Announcing some good news on the domestic violence front, Attorney General Jim Hood says that the Domestic Violence Division has made significant progress in educating the state's law enforcement, judges and attorneys. In the past year, the division has sponsored or participated in 31 trainings, providing information and instruction to more than 2,000 individuals.
Speaking at a Monday press conference kicking off Domestic Violence Awareness month, Hood said that the division's goal is not just to help the victims of domestic abuse, but to break the cycle of violence. "Little boys learn from their fathers," Hood said, "and this is learned behavior that we can stop if we can stop it an earlier stage."
The division has also written publications designed to assist law enforcement, including "Responding to a Domestic Violence Call," a quick reference guide outlining procedures, laws, interviewing techniques and more. Every law enforcement agency in Mississippi will receive copies of the guide for their officers. "Because emotions are so high," in domestic cases, Hood said, "they are the most volatile situations" for officers. The division hopes to reduce the danger by educating law enforcement on procedures.
Heather Wagner, director of the division, said that Wal-Mart is supporting their efforts by donating all of their expired disposable cameras, which still function, to local law enforcement to back up their reports.
"Many agencies do not have the funding to purchase a camera in order to photograph the crime scene, to document the investigation or the injuries to the victim," Wagner said.
In another bright spot, U.S. Rep. Bennie Thompson announced a $698,000 Department of Justice grant to Tougaloo College in a Sept. 25 press release.
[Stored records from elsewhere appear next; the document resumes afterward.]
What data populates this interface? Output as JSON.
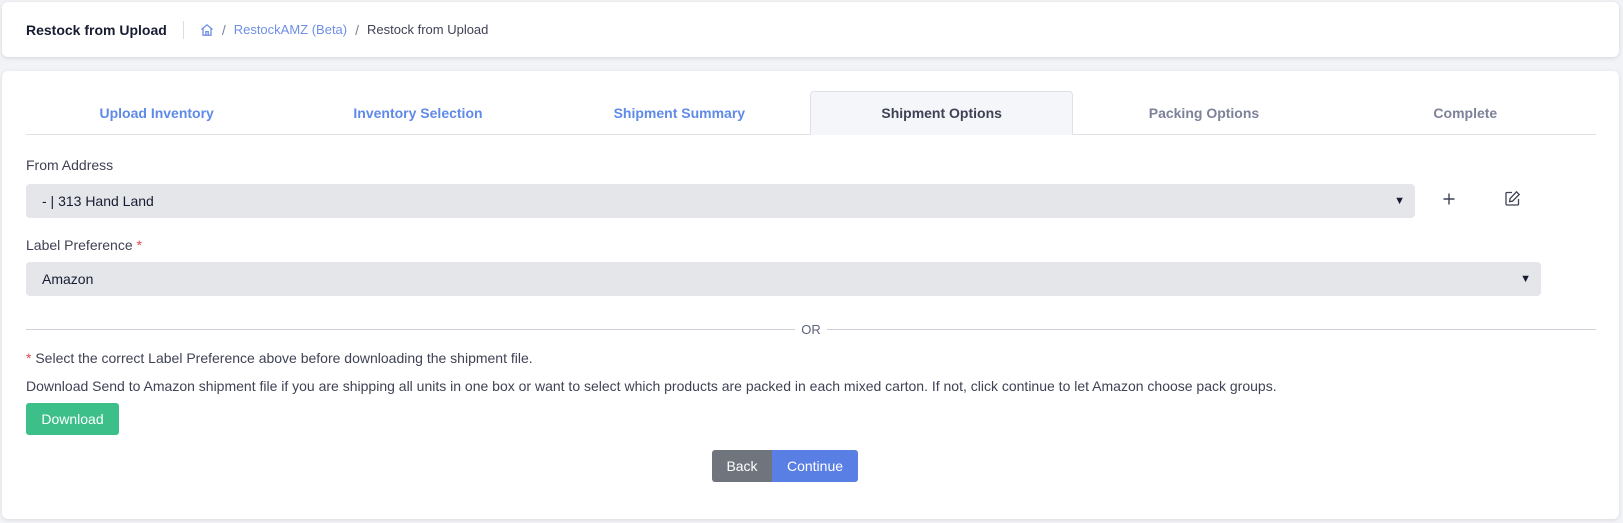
{
  "header": {
    "title": "Restock from Upload",
    "breadcrumb": {
      "home_icon": "home-icon",
      "parent": "RestockAMZ (Beta)",
      "current": "Restock from Upload"
    }
  },
  "tabs": [
    {
      "label": "Upload Inventory",
      "state": "done"
    },
    {
      "label": "Inventory Selection",
      "state": "done"
    },
    {
      "label": "Shipment Summary",
      "state": "done"
    },
    {
      "label": "Shipment Options",
      "state": "active"
    },
    {
      "label": "Packing Options",
      "state": "todo"
    },
    {
      "label": "Complete",
      "state": "todo"
    }
  ],
  "form": {
    "from_address": {
      "label": "From Address",
      "value": "- | 313 Hand Land",
      "add_icon": "plus-icon",
      "edit_icon": "edit-icon"
    },
    "label_preference": {
      "label": "Label Preference",
      "required_mark": "*",
      "value": "Amazon"
    },
    "or_text": "OR",
    "note_required": "Select the correct Label Preference above before downloading the shipment file.",
    "note_download": "Download Send to Amazon shipment file if you are shipping all units in one box or want to select which products are packed in each mixed carton. If not, click continue to let Amazon choose pack groups.",
    "download_label": "Download"
  },
  "footer": {
    "back_label": "Back",
    "continue_label": "Continue"
  },
  "colors": {
    "link_blue": "#6e8fe6",
    "download_green": "#3cbf88",
    "continue_blue": "#5a7fe4",
    "back_gray": "#70757d",
    "required_red": "#e14b4b"
  }
}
The grant, from the DoJ Office on Violence Against Women, supports programs for grantees to learn how to overcome obstacles and incorporate practices addressing violence against women.